You are a contractor working on a job site on an ordinary day. Suddenly, without warning, there is an accident and spillage of chemicals. It heads down the hillside for a pond or storm drain. Speedy action by you and other contractors on the job site contains it. Proper calls are made to the right governmental agencies. You assist in the hiring of an accredited remediation contractor who arrives quickly and facilitates the cleanup. You are not exactly sure what caused the loss or if anyone is pointing a finger at you or your employees. It is October 30.
As a responsible business owner, you make inquiries with your employees and believe it was the actions of another contractor on the job. After a few weeks, it is just a memory of a near miss. January 15, you receive an invoice from the General Contractor and a demand to pay the costs of the remediation. The amount of the bill seems large in relation to your recollection of the spill.
But you are not worried. You have insurance for this kind of thing. You just had your renewal meeting with your producer just 60 days ago and you know that all payments are up to date. You file the claim with your agent and wait for the response from your insurance carrier regarding how and when they are going to get this taken care of, but in seven days, you get a certified letter, and your claim is denied!
Your pollution policy, and almost always any add-on coverage in your package policy, has a claim-made reporting requirement. But you reported the claim as soon as you knew, or did you? Your policy follows the calendar year of 1-1 to 12-31. In this case, you missed your reporting deadline by two weeks. In all but the rarest of cases, you have failed to report your first notice of the claim to the carrier as required by the policy.
An occurrence policy covers claims that arise from incidents that occurred during the policy period, regardless of when the claim is made. A claims-made policy covers claims that are reported during the policy period, regardless of when the incident occurred. If the covered action begins in the policy year, or for continuing exposure cases, like construction defect, the carrier will respond to all covered allegations.
The form of the policy can impact how claims are handled. Occurrence-based policies provide broader coverage, but they often come with higher premiums. Claims-made policies offer more limited coverage but can be more affordable. When choosing between the two forms, policyholders should consider their risk exposure and the likelihood of claims being made after the policy period has ended. Depending on the nature of the risk, one form may be more appropriate than the other. Some coverage forms are only written on a claims-made basis.
Claims made forms are usually used for professional liability and errors and omissions insurance policies. This includes coverage for lawyers, architects, engineers, doctors, and other professionals in similar fields. Cyber liability insurance, EPLI and Directors and Officers liability insurance may also use claims made forms.
Yes, there are other forms of insurance coverage that operate on a claims-made basis. Some examples include:
- Professional liability insurance: Typically purchased by professionals such as doctors, lawyers, and accountants, this coverage protects against claims of malpractice or negligence.
- Employment practices liability insurance: This coverage protects employers against claims of employment-related discrimination, harassment, or wrongful termination.
- Directors and Officers liability insurance: This coverage protects individuals who serve on boards of directors or as officers of companies against claims of breach of duty or other wrongdoing.

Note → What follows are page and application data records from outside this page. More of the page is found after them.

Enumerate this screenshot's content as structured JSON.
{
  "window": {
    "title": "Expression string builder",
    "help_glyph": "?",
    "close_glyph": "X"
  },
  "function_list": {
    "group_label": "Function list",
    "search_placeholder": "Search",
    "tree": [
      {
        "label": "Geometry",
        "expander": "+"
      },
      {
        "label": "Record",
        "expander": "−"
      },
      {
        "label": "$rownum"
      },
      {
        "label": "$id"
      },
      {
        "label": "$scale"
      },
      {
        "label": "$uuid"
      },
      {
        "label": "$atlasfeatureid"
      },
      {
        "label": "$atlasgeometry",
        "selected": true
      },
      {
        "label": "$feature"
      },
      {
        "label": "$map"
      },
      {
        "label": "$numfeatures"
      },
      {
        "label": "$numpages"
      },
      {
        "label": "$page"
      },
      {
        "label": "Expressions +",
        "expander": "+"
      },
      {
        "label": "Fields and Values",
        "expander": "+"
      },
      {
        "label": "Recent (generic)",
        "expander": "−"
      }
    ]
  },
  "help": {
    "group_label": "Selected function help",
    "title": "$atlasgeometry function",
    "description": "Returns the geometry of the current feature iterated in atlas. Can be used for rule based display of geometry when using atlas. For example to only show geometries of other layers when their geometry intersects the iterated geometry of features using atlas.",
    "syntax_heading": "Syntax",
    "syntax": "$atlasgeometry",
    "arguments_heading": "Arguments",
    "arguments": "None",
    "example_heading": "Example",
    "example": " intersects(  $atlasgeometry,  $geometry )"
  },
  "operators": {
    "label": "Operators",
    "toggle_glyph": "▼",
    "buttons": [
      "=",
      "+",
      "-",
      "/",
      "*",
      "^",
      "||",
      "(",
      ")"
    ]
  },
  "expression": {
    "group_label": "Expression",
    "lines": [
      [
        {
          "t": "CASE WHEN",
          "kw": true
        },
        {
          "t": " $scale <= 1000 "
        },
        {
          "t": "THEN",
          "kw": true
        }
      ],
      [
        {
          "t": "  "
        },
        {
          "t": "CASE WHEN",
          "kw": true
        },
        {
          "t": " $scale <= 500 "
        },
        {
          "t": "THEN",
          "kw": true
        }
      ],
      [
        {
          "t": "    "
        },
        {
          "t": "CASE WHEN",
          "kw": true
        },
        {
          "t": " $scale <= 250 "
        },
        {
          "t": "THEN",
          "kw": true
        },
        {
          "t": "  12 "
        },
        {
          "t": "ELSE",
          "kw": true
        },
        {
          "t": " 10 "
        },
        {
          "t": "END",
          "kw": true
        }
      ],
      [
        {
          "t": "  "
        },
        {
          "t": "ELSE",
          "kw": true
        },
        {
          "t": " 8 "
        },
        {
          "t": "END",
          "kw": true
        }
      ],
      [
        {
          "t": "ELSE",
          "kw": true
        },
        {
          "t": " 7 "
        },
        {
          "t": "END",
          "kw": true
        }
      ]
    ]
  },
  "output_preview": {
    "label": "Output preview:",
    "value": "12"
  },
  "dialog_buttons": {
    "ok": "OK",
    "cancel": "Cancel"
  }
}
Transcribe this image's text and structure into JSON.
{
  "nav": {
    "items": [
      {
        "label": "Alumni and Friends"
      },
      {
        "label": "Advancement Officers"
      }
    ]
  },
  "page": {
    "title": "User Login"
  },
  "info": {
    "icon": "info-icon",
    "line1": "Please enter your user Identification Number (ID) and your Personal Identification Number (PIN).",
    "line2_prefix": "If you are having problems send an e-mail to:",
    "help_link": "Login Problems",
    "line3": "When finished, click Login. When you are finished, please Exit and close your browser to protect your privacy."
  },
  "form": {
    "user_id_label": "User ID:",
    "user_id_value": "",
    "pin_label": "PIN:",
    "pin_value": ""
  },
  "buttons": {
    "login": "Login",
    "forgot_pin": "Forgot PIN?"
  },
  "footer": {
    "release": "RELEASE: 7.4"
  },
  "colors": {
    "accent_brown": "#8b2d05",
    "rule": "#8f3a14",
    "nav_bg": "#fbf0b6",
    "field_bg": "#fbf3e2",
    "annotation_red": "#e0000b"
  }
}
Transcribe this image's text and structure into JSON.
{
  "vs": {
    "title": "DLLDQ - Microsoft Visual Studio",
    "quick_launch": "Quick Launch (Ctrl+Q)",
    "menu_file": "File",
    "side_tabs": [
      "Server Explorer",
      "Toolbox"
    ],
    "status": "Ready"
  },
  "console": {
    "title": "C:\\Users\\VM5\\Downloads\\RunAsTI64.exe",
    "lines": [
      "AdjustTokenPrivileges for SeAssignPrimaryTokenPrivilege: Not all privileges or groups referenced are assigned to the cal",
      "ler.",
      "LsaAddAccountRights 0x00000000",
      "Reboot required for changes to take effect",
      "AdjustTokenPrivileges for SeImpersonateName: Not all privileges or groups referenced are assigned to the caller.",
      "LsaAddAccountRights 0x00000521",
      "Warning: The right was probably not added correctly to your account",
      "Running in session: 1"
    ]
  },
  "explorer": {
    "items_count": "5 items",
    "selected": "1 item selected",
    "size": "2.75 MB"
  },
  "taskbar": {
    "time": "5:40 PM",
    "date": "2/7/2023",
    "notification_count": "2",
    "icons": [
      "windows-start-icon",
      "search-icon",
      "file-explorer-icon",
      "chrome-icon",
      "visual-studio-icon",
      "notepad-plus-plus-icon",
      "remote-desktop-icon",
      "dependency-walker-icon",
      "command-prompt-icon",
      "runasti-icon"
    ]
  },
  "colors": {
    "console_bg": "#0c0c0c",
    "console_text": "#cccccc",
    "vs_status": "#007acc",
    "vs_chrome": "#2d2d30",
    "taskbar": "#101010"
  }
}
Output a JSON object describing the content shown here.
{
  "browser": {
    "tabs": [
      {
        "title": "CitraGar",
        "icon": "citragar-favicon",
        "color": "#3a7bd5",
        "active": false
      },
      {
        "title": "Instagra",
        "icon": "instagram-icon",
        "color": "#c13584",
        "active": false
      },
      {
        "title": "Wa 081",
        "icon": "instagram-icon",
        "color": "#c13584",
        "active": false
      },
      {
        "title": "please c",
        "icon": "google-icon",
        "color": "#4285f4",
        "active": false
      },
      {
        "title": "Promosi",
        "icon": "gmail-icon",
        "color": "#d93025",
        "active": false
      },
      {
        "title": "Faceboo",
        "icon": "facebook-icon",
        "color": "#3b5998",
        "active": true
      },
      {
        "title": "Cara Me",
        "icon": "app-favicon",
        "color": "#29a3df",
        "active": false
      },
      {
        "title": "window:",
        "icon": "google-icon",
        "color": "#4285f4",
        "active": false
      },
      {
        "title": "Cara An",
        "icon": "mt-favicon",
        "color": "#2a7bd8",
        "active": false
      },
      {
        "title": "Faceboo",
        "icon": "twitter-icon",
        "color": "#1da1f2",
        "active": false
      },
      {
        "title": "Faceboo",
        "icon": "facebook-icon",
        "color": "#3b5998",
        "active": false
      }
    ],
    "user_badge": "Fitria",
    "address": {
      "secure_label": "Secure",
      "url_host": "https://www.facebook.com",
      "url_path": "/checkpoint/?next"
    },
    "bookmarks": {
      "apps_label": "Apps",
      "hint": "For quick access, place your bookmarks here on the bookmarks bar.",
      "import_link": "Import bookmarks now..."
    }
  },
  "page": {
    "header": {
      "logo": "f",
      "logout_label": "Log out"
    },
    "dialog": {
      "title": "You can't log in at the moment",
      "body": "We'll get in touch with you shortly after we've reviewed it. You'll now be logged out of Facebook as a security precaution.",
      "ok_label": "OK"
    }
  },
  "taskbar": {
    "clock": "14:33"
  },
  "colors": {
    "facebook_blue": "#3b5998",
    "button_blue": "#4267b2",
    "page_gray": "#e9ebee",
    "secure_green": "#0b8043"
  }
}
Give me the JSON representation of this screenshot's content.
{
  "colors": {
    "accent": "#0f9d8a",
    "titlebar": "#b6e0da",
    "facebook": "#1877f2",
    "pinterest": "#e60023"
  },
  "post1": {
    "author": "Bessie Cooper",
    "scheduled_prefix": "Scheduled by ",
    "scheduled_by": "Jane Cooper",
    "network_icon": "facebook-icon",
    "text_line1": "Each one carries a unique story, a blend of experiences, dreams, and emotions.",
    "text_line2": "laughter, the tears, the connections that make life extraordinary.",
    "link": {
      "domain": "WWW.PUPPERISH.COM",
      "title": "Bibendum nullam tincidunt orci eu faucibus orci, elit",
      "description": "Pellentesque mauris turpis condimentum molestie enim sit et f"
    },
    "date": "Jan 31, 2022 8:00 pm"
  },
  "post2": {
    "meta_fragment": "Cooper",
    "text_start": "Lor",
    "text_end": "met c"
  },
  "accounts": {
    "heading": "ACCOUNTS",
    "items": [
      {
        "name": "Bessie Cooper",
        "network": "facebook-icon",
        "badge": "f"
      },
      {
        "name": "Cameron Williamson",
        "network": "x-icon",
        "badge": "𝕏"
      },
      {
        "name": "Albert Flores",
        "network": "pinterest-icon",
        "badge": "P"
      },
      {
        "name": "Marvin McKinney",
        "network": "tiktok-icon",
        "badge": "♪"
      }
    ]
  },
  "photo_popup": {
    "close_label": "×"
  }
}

- Cyber liability insurance: This coverage protects against losses resulting from cyber-attacks, data breaches, and other technology-related incidents.
- Environmental liability insurance: This coverage protects against claims related to pollution or other environmental damage caused by business operations.
In general, with a claims-made coverage form, report the claim as soon as possible, even if the claim is still in its early stages or you are uncertain about the outcome. This is because claims-made policies typically have specific reporting requirements and strict timelines for reporting claims. Failing to report a claim within the policy’s reporting period could result in a denial of coverage. It is always recommended to refer to the policy document or contact your insurance agent/broker for specific instructions and guidelines on reporting a claim.
Notice of the claim, or potential claim, in a situation when there is an event that is at or near the end of the policy period is highly problematic. While you may not have all the facts or have even initiated an internal investigation to determine the validity of the issues alleged, the clock is ticking. It is then you need to make sure that the reporting requirements, as outlined in the policy, are followed. In some cases, you must report the claim as the Insured, direct to the carrier or an entity designated in the policy. In other cases, Centralized Claims can assist you and handle the reporting.
The key is to get as much information/documentation as you have available to the carrier, with the express understanding that it is your first indication a claim might be outstanding against your organization. Do not wait until you have all the facts. It could be too late.
As an organization, we are always there as your resource for guidance and direction. If the claim does not move forward, you will have protected your interests and no payment will be made. Be safe, not sorry. In many of these types of cases, the cost of investigation and defending far exceeds a case’s true value.
One day can make all the difference between a covered and a denied claim.
For more risk insights and solutions, contact INSURICA today.
This is not intended to be exhaustive nor should any discussion or opinions be construed as legal advice. Readers should contact legal counsel or an insurance professional for appropriate advice.